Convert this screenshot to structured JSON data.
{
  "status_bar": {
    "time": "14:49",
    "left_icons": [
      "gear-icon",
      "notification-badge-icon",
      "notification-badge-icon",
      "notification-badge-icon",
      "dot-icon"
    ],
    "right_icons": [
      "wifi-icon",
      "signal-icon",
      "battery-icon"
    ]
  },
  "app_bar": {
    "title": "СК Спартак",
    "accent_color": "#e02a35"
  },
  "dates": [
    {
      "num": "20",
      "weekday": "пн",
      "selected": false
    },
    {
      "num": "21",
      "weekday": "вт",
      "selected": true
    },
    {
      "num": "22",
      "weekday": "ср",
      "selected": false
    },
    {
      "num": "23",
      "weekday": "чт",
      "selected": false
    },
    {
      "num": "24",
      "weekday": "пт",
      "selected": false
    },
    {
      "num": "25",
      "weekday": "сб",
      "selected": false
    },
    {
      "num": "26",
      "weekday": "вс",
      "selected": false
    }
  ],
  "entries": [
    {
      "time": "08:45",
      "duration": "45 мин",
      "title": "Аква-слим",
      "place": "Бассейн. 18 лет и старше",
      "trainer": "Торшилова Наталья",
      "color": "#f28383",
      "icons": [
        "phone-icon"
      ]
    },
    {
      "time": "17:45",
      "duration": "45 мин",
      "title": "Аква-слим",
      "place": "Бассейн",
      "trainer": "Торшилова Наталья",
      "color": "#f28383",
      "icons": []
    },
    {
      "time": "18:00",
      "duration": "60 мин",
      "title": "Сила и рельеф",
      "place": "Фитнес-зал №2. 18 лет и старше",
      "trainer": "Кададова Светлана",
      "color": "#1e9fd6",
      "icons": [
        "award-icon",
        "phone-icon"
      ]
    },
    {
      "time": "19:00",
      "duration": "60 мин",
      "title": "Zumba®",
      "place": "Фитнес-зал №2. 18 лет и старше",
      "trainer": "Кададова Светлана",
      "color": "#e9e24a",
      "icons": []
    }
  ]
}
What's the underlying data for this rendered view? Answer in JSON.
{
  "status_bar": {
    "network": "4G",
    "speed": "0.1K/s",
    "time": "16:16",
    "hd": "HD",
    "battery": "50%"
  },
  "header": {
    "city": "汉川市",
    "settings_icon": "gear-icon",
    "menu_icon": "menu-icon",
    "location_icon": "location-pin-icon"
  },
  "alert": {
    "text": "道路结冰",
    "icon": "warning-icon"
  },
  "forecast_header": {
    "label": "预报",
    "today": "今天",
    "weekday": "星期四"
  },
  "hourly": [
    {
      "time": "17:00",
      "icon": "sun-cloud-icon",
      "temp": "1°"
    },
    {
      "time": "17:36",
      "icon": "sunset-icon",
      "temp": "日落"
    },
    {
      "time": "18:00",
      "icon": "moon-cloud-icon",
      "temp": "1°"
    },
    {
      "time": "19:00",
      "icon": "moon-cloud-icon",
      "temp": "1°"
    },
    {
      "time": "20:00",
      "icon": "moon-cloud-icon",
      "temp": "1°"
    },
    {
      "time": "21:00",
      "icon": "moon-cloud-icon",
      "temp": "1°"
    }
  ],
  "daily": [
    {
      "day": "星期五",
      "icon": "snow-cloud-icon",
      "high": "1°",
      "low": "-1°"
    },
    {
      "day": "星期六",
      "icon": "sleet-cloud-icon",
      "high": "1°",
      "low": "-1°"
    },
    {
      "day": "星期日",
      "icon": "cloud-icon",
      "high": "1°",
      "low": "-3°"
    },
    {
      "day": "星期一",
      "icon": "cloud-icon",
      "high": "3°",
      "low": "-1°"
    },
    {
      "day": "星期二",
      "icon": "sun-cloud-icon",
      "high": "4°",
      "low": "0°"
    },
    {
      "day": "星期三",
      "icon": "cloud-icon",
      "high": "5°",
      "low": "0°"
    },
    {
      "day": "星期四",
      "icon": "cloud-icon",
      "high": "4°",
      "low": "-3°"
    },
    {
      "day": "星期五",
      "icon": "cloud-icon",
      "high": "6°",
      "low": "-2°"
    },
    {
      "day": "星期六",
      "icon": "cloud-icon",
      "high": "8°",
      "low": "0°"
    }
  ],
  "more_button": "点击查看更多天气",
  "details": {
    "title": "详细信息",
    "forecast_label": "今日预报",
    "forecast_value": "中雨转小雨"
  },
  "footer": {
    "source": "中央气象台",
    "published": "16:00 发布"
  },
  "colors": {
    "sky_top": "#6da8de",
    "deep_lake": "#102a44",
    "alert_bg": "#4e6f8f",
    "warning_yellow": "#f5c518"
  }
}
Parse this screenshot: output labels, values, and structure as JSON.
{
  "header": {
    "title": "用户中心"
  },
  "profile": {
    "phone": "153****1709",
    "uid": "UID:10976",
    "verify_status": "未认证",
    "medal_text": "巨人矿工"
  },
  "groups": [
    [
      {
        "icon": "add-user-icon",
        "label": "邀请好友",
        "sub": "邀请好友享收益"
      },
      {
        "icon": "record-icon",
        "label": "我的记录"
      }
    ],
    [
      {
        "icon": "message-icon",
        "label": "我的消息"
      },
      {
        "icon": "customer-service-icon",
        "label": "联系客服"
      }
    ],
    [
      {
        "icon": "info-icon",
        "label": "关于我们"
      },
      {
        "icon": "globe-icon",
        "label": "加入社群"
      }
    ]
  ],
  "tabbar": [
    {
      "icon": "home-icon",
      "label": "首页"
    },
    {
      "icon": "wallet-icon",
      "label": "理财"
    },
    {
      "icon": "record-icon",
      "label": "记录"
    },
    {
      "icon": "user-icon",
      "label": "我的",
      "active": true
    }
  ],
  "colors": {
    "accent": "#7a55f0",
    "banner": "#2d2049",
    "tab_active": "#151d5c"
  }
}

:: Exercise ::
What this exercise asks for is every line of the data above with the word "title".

:: Reply to the exercise ::
    "title": "СК Спартак",
      "title": "Аква-слим",
      "title": "Аква-слим",
      "title": "Сила и рельеф",
      "title": "Zumba®",
    "title": "详细信息",
    "title": "用户中心"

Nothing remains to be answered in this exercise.